#### Work instruction
Using the records below, filter out every line that lacks "pruned" and copy the rest.

### Excerpted records

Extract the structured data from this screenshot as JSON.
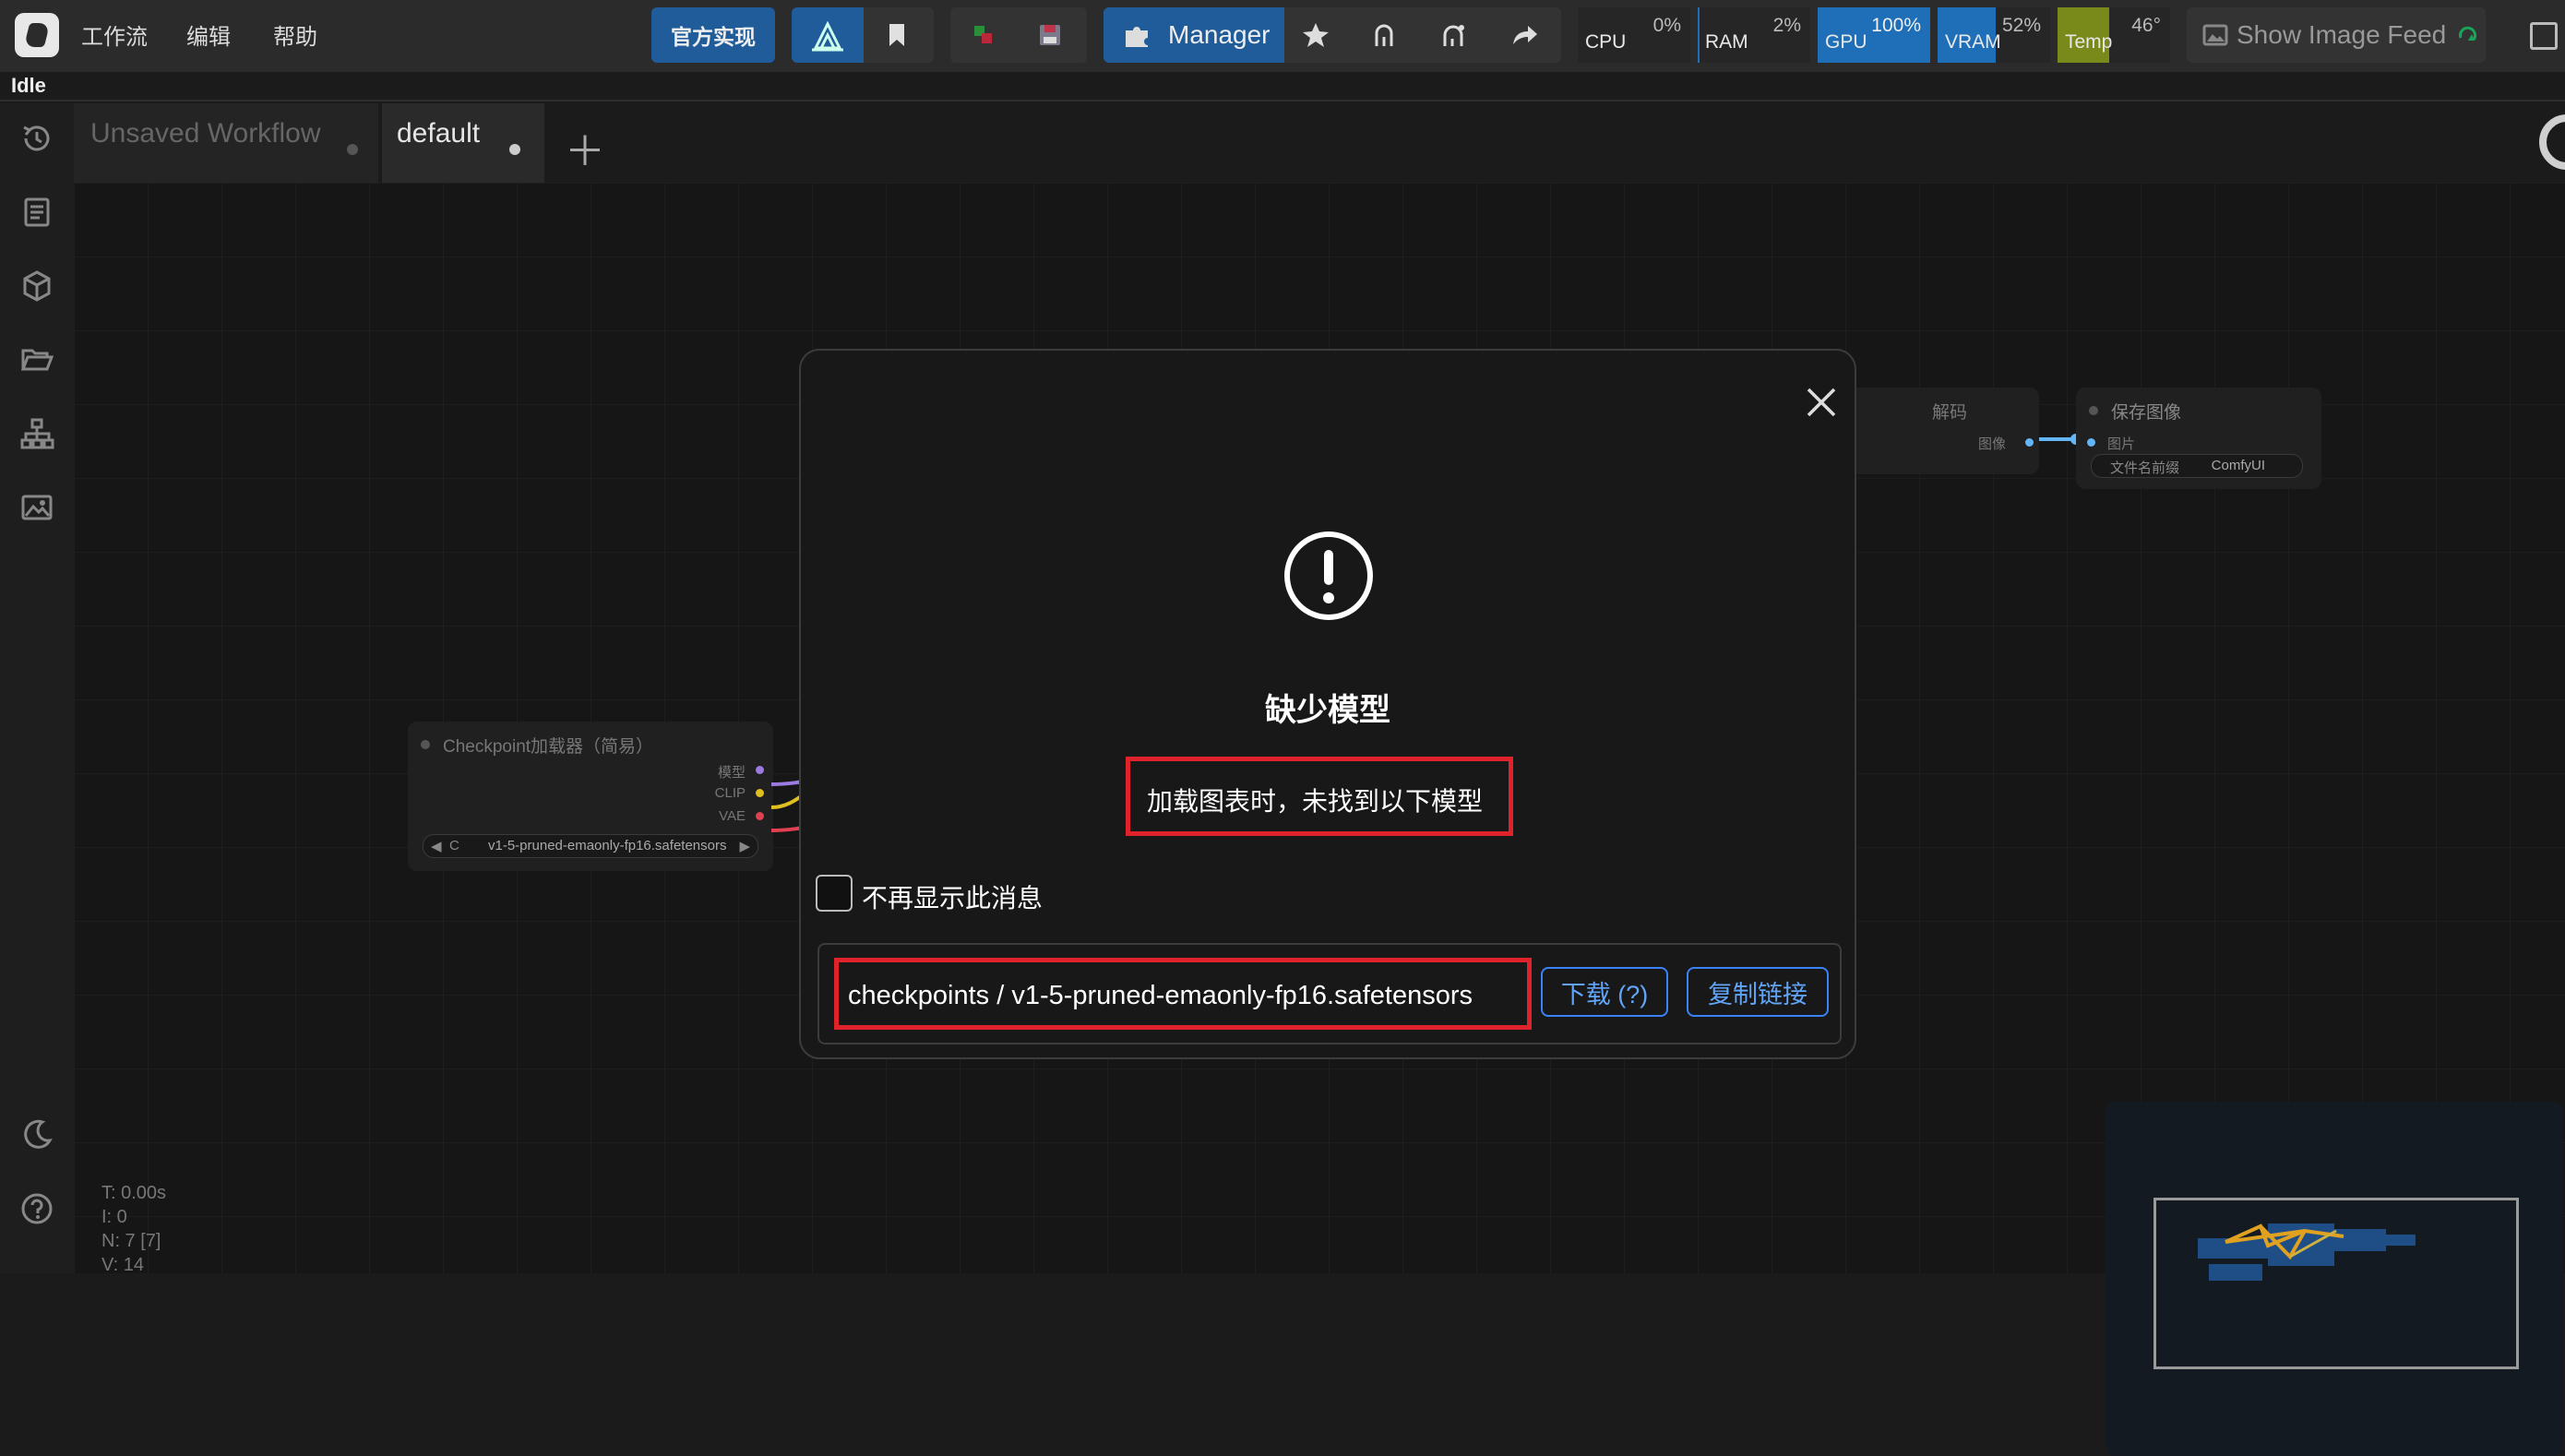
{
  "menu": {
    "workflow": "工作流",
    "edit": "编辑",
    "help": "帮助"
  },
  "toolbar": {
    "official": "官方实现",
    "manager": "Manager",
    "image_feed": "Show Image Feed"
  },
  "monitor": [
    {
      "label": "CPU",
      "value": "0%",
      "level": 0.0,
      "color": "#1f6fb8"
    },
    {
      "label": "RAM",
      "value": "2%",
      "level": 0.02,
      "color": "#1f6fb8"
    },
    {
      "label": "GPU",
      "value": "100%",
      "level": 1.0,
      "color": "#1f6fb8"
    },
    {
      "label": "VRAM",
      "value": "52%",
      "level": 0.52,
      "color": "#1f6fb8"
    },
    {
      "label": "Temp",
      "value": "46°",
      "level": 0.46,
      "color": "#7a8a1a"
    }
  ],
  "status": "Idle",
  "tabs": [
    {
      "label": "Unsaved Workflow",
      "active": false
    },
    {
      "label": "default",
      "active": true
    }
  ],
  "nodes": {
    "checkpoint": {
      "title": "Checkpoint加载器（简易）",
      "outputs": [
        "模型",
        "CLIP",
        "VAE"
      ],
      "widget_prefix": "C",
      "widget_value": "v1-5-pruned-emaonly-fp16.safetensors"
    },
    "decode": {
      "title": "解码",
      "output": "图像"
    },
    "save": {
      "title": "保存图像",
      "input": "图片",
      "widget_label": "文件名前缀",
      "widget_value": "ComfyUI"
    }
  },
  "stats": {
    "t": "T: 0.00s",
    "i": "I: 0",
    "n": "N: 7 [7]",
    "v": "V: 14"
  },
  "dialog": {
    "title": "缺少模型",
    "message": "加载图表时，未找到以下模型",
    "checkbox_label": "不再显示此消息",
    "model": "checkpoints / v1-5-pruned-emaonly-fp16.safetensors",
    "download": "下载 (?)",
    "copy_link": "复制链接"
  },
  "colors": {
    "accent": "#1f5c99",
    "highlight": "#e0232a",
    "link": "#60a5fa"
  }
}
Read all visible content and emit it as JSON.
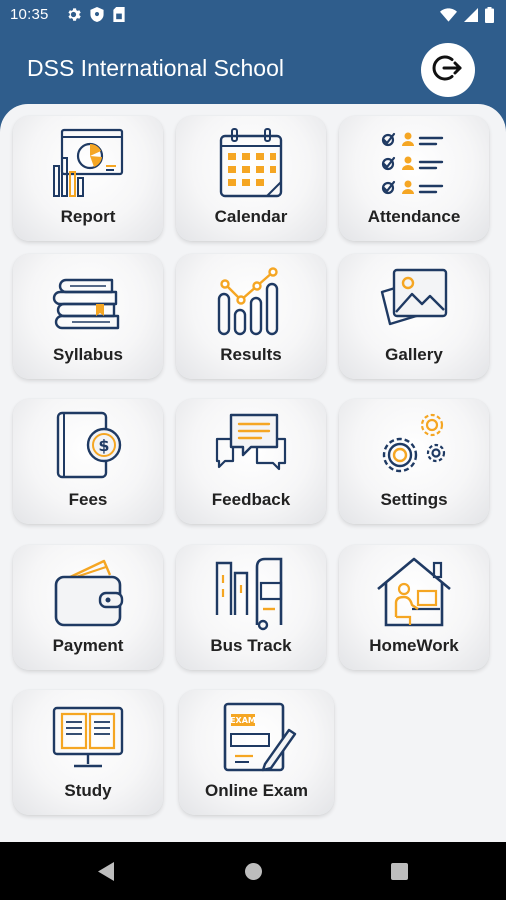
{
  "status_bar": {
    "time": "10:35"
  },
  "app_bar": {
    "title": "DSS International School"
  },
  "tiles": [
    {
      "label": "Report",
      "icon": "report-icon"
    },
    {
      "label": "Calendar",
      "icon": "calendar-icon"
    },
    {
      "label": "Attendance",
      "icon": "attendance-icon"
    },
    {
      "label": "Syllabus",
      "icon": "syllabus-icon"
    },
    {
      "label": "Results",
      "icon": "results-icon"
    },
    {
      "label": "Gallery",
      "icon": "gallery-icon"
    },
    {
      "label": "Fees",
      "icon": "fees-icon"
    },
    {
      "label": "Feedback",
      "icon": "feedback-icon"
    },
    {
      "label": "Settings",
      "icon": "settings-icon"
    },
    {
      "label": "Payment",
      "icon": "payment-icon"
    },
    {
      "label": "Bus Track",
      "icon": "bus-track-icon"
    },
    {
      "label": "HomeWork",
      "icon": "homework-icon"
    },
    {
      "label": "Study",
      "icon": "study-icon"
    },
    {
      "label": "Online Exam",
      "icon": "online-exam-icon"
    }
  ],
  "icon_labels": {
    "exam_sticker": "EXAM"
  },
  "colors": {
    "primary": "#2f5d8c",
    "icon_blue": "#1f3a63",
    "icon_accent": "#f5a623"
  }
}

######

#### Response below
      "widget_value": "v1-5-pruned-emaonly-fp16.safetensors"
    "model": "checkpoints / v1-5-pruned-emaonly-fp16.safetensors",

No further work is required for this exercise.